The USS Enterprise, that is, not the Starship Enterprise, although as a child I often got them conflated since my father logged many months — years, actually — on “The Big E,” the first nuclear-powered aircraft carrier, back in the 1960s and ’70s. Before returning to homeport at Naval Station Norfolk, Va., this week, the Enterprise sailed around the globe for more than five decades and served in every major military conflict since the Cuban Missile Crisis. It’s hard to comprehend what a monumental piece of engineering an aircraft carrier is, and even today the concept of one with eight nuclear reactors boggles my mind. It will take four years to dismantle her for scrap metal, which despite my support of recycling and misgivings about nuclear power, just seems a sad ending for a fine lady. But she did serve us well. Notice in this picture, taken in the Mediterranean in 1964, what’s spelled out on the flight deck.
“Science is too much coffee and Birkenstocks and bad hair, but that’s not what people want to hear.”

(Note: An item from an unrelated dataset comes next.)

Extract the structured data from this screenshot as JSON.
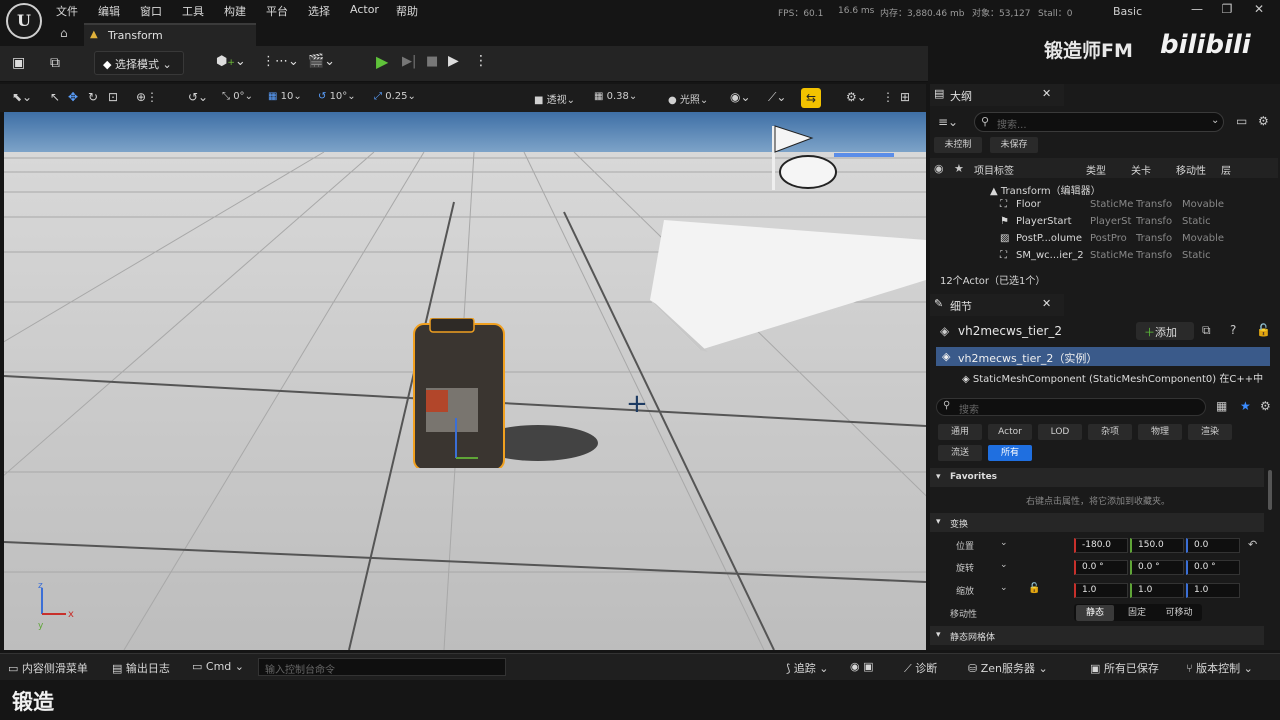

That from bioethicist Debra Matthews, joking last night about the disconnect between the tedious work of sitting at a lab bench waiting for some cells to grow and then trying to get the public excited about the results (or lack thereof). Speaking at Busboys and Poets for a DC Science Café discussion of “Synthetic Biology: Life as You Know It and As You Don’t,” Matthews, a geneticist at Johns Hopkins University’s Berman Institute of Bioethics, was joined by Todd Kuiken of the Science and Technology Innovation Program at the Woodrow Wilson International Center for Scholars. They gave a thought-provoking overview of what has become an incredibly contentious area of science, touching on the chilling litigation that had put federal funding of embryonic stem cell research in jeopardy, and on the burgeoning field of bio-security.
Take-home point: In five or ten years, you’ll be able to sequence anything you want in your own home, so we better gin up STEM education in this country. A great place for kids and adults alike to start is the comic “Adventures in Synthetic Biology,” which runs in the journal Nature.
The Italians have come a long way since they imprisoned Galileo for heresy, but today’s absurd verdict goes too far, assuming scientists can predict the future. Galileo’s apocryphal muttering, “And yet it moves” takes on new meaning.
When I started covering sustainable design ten years ago, Marybeth Shaw of Shaw Jelveh Design was a wonderful sherpa. It was an honor for me to pen the intro to her new portfolio. You can read more and see photos on my website, laurafisherkaiser.com.
Take a good look. This is the only time in my life I will post a picture of my breast on the Internet. When I went for the dreaded and overdue mammogram, I decided to pop for the newish tomosynthesis procedure, which produces three-dimensional views of breast tissue. Can you tell which is which? The conventional 2D image is on the left; a 3D slice, composed of multiple exposures at different angles, is on the right.
To a layperson, the 2D image might look sharper, but the 3D one tells a more complete story. This better visualization helps doctors spot abnormalities that might be hiding under overlapping tissue, aiding early detection, and reduces callbacks for more testing (or biopsies) because doctors can better distinguish harmless abnormalities from tumors. Although FDA-approved, this procedure is not covered by most insurance companies, including mine, so Washington Radiology Associates charges a nominal fee of $50. Even though my medical history does not put me in the high-risk category, falling into the the modern “what if” paranoia trap of high-tech health care, I thought, what the heck; that seems like a cheap date if it saves my life, right? If you figure that each 1mm slice of a breast is composed of up to 200 digital exposures, that works out to pennies per picture. Even less when you consider that this cutting-edge equipment takes conventional 2D and the new 3D images simultaneously.
My results were “benign with no signs of breast cancer.” That’s comforting, but I do find it disconcerting that this procedure exposes women to slightly more radiation than the 2D version alone. And can’t someone invent a contraption that does not subject women to the pain and indignity of having their breast squashed like a panini? As it turns out, someone has. In researching this story, I came across an alternative technology invented a few years ago called computed ultrasound risk evaluation. CURE (such a convenient acronym) does not use radiation, lasts one minute, and is completely pain-free. With the breast suspended in water, ultrasound sensors transmits sound waves through the water and measure how those waves travel through the breast tissue, generating computer images that help doctors pinpoint problem areas. One patient quoted on Science Daily described it as relaxing, like “a little sauna” on the breast. Given that the discomfort of mammograms deters many women from their recommended annual or biannual test, it’s perplexing that the medical establishment has not embraced this technology as well.